### AVAILABLE RECORDS:
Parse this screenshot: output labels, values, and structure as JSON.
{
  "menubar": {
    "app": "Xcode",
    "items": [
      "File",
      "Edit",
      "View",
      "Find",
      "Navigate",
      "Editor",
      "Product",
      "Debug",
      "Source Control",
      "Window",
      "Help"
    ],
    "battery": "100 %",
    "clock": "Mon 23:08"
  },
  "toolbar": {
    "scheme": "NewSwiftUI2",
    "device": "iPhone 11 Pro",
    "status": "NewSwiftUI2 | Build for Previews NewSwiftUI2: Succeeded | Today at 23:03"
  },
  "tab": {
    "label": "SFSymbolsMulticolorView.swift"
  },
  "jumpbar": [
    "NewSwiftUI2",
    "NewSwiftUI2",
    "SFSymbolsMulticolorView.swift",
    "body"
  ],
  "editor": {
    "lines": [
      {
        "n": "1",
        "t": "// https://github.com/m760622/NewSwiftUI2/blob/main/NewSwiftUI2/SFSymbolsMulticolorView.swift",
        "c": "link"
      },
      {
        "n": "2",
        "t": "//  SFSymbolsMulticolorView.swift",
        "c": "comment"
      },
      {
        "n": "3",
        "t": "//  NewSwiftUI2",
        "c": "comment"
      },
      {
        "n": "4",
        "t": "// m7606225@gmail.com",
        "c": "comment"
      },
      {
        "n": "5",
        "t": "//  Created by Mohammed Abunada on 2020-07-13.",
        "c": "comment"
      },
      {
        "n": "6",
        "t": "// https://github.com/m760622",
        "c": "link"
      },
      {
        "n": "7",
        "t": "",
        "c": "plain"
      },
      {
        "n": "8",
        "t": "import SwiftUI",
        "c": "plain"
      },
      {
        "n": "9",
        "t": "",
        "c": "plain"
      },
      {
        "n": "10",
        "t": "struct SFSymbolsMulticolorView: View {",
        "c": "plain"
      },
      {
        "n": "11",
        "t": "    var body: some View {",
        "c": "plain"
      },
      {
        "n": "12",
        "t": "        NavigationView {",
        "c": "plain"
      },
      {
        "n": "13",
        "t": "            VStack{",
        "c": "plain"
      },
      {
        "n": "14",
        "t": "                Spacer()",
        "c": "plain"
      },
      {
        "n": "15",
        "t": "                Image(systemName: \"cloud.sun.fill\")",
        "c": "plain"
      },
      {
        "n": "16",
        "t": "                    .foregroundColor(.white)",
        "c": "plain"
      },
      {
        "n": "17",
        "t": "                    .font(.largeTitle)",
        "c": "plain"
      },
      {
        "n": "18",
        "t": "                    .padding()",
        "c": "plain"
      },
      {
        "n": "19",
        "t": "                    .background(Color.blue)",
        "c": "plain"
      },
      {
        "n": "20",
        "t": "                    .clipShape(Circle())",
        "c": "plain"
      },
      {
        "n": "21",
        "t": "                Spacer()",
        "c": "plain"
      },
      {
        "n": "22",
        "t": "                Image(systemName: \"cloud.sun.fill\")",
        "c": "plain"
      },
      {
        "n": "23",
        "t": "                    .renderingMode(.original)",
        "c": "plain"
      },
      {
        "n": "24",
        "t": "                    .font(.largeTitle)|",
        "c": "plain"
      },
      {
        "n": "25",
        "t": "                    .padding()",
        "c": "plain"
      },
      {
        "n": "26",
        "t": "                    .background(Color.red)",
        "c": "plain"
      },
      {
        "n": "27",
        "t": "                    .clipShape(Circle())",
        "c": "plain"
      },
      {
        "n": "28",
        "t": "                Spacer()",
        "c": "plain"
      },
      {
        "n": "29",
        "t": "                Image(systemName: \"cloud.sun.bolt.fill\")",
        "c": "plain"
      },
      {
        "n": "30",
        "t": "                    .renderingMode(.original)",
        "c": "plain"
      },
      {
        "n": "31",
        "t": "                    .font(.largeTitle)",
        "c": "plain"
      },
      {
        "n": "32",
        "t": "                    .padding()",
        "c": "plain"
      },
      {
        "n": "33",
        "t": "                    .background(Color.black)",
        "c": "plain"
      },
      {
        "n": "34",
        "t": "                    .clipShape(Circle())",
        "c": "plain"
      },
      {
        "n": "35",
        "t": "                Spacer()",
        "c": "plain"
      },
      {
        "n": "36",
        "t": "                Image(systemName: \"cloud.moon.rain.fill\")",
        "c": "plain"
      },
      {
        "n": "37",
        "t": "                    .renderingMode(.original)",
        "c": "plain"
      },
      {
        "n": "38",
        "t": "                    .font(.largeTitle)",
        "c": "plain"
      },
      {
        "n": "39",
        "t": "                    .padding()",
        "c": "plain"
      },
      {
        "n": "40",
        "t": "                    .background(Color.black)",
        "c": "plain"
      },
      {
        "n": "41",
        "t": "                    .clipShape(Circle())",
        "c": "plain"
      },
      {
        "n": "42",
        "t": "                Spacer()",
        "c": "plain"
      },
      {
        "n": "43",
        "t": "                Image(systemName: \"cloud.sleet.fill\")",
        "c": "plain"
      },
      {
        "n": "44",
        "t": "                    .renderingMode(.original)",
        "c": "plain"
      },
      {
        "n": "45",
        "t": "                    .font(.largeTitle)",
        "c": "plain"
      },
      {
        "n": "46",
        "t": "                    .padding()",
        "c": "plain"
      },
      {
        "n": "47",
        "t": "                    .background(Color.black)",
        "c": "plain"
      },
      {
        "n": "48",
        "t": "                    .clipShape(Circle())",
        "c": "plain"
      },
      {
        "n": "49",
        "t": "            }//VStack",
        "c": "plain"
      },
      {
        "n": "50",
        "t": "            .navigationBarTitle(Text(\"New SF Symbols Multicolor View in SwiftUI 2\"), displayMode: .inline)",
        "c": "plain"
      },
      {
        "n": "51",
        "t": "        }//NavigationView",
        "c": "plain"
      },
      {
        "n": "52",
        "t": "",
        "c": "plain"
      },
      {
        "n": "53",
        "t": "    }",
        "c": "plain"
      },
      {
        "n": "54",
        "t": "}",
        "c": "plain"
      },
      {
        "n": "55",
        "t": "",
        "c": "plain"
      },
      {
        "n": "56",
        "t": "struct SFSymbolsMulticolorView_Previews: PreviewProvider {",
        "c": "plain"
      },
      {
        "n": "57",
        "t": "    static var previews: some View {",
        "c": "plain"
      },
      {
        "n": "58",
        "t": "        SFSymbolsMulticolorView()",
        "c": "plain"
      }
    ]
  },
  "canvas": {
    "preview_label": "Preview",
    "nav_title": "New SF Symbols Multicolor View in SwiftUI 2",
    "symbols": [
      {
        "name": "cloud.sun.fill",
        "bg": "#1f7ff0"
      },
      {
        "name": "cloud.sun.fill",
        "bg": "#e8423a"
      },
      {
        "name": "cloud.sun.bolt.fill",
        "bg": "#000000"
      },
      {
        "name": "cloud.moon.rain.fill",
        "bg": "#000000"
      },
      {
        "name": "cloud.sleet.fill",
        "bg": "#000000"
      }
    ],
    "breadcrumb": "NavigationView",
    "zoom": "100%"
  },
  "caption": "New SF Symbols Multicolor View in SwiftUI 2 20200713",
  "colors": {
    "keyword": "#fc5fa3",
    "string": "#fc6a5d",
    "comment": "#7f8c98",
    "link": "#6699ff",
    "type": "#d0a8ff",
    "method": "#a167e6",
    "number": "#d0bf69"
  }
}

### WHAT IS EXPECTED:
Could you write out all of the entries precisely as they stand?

### RESPONSE TO THE TASK:
Parse this screenshot: output labels, values, and structure as JSON.
{
  "menubar": {
    "app": "Xcode",
    "items": [
      "File",
      "Edit",
      "View",
      "Find",
      "Navigate",
      "Editor",
      "Product",
      "Debug",
      "Source Control",
      "Window",
      "Help"
    ],
    "battery": "100 %",
    "clock": "Mon 23:08"
  },
  "toolbar": {
    "scheme": "NewSwiftUI2",
    "device": "iPhone 11 Pro",
    "status": "NewSwiftUI2 | Build for Previews NewSwiftUI2: Succeeded | Today at 23:03"
  },
  "tab": {
    "label": "SFSymbolsMulticolorView.swift"
  },
  "jumpbar": [
    "NewSwiftUI2",
    "NewSwiftUI2",
    "SFSymbolsMulticolorView.swift",
    "body"
  ],
  "editor": {
    "lines": [
      {
        "n": "1",
        "t": "// https://github.com/m760622/NewSwiftUI2/blob/main/NewSwiftUI2/SFSymbolsMulticolorView.swift",
        "c": "link"
      },
      {
        "n": "2",
        "t": "//  SFSymbolsMulticolorView.swift",
        "c": "comment"
      },
      {
        "n": "3",
        "t": "//  NewSwiftUI2",
        "c": "comment"
      },
      {
        "n": "4",
        "t": "// m7606225@gmail.com",
        "c": "comment"
      },
      {
        "n": "5",
        "t": "//  Created by Mohammed Abunada on 2020-07-13.",
        "c": "comment"
      },
      {
        "n": "6",
        "t": "// https://github.com/m760622",
        "c": "link"
      },
      {
        "n": "7",
        "t": "",
        "c": "plain"
      },
      {
        "n": "8",
        "t": "import SwiftUI",
        "c": "plain"
      },
      {
        "n": "9",
        "t": "",
        "c": "plain"
      },
      {
        "n": "10",
        "t": "struct SFSymbolsMulticolorView: View {",
        "c": "plain"
      },
      {
        "n": "11",
        "t": "    var body: some View {",
        "c": "plain"
      },
      {
        "n": "12",
        "t": "        NavigationView {",
        "c": "plain"
      },
      {
        "n": "13",
        "t": "            VStack{",
        "c": "plain"
      },
      {
        "n": "14",
        "t": "                Spacer()",
        "c": "plain"
      },
      {
        "n": "15",
        "t": "                Image(systemName: \"cloud.sun.fill\")",
        "c": "plain"
      },
      {
        "n": "16",
        "t": "                    .foregroundColor(.white)",
        "c": "plain"
      },
      {
        "n": "17",
        "t": "                    .font(.largeTitle)",
        "c": "plain"
      },
      {
        "n": "18",
        "t": "                    .padding()",
        "c": "plain"
      },
      {
        "n": "19",
        "t": "                    .background(Color.blue)",
        "c": "plain"
      },
      {
        "n": "20",
        "t": "                    .clipShape(Circle())",
        "c": "plain"
      },
      {
        "n": "21",
        "t": "                Spacer()",
        "c": "plain"
      },
      {
        "n": "22",
        "t": "                Image(systemName: \"cloud.sun.fill\")",
        "c": "plain"
      },
      {
        "n": "23",
        "t": "                    .renderingMode(.original)",
        "c": "plain"
      },
      {
        "n": "24",
        "t": "                    .font(.largeTitle)|",
        "c": "plain"
      },
      {
        "n": "25",
        "t": "                    .padding()",
        "c": "plain"
      },
      {
        "n": "26",
        "t": "                    .background(Color.red)",
        "c": "plain"
      },
      {
        "n": "27",
        "t": "                    .clipShape(Circle())",
        "c": "plain"
      },
      {
        "n": "28",
        "t": "                Spacer()",
        "c": "plain"
      },
      {
        "n": "29",
        "t": "                Image(systemName: \"cloud.sun.bolt.fill\")",
        "c": "plain"
      },
      {
        "n": "30",
        "t": "                    .renderingMode(.original)",
        "c": "plain"
      },
      {
        "n": "31",
        "t": "                    .font(.largeTitle)",
        "c": "plain"
      },
      {
        "n": "32",
        "t": "                    .padding()",
        "c": "plain"
      },
      {
        "n": "33",
        "t": "                    .background(Color.black)",
        "c": "plain"
      },
      {
        "n": "34",
        "t": "                    .clipShape(Circle())",
        "c": "plain"
      },
      {
        "n": "35",
        "t": "                Spacer()",
        "c": "plain"
      },
      {
        "n": "36",
        "t": "                Image(systemName: \"cloud.moon.rain.fill\")",
        "c": "plain"
      },
      {
        "n": "37",
        "t": "                    .renderingMode(.original)",
        "c": "plain"
      },
      {
        "n": "38",
        "t": "                    .font(.largeTitle)",
        "c": "plain"
      },
      {
        "n": "39",
        "t": "                    .padding()",
        "c": "plain"
      },
      {
        "n": "40",
        "t": "                    .background(Color.black)",
        "c": "plain"
      },
      {
        "n": "41",
        "t": "                    .clipShape(Circle())",
        "c": "plain"
      },
      {
        "n": "42",
        "t": "                Spacer()",
        "c": "plain"
      },
      {
        "n": "43",
        "t": "                Image(systemName: \"cloud.sleet.fill\")",
        "c": "plain"
      },
      {
        "n": "44",
        "t": "                    .renderingMode(.original)",
        "c": "plain"
      },
      {
        "n": "45",
        "t": "                    .font(.largeTitle)",
        "c": "plain"
      },
      {
        "n": "46",
        "t": "                    .padding()",
        "c": "plain"
      },
      {
        "n": "47",
        "t": "                    .background(Color.black)",
        "c": "plain"
      },
      {
        "n": "48",
        "t": "                    .clipShape(Circle())",
        "c": "plain"
      },
      {
        "n": "49",
        "t": "            }//VStack",
        "c": "plain"
      },
      {
        "n": "50",
        "t": "            .navigationBarTitle(Text(\"New SF Symbols Multicolor View in SwiftUI 2\"), displayMode: .inline)",
        "c": "plain"
      },
      {
        "n": "51",
        "t": "        }//NavigationView",
        "c": "plain"
      },
      {
        "n": "52",
        "t": "",
        "c": "plain"
      },
      {
        "n": "53",
        "t": "    }",
        "c": "plain"
      },
      {
        "n": "54",
        "t": "}",
        "c": "plain"
      },
      {
        "n": "55",
        "t": "",
        "c": "plain"
      },
      {
        "n": "56",
        "t": "struct SFSymbolsMulticolorView_Previews: PreviewProvider {",
        "c": "plain"
      },
      {
        "n": "57",
        "t": "    static var previews: some View {",
        "c": "plain"
      },
      {
        "n": "58",
        "t": "        SFSymbolsMulticolorView()",
        "c": "plain"
      }
    ]
  },
  "canvas": {
    "preview_label": "Preview",
    "nav_title": "New SF Symbols Multicolor View in SwiftUI 2",
    "symbols": [
      {
        "name": "cloud.sun.fill",
        "bg": "#1f7ff0"
      },
      {
        "name": "cloud.sun.fill",
        "bg": "#e8423a"
      },
      {
        "name": "cloud.sun.bolt.fill",
        "bg": "#000000"
      },
      {
        "name": "cloud.moon.rain.fill",
        "bg": "#000000"
      },
      {
        "name": "cloud.sleet.fill",
        "bg": "#000000"
      }
    ],
    "breadcrumb": "NavigationView",
    "zoom": "100%"
  },
  "caption": "New SF Symbols Multicolor View in SwiftUI 2 20200713",
  "colors": {
    "keyword": "#fc5fa3",
    "string": "#fc6a5d",
    "comment": "#7f8c98",
    "link": "#6699ff",
    "type": "#d0a8ff",
    "method": "#a167e6",
    "number": "#d0bf69"
  }
}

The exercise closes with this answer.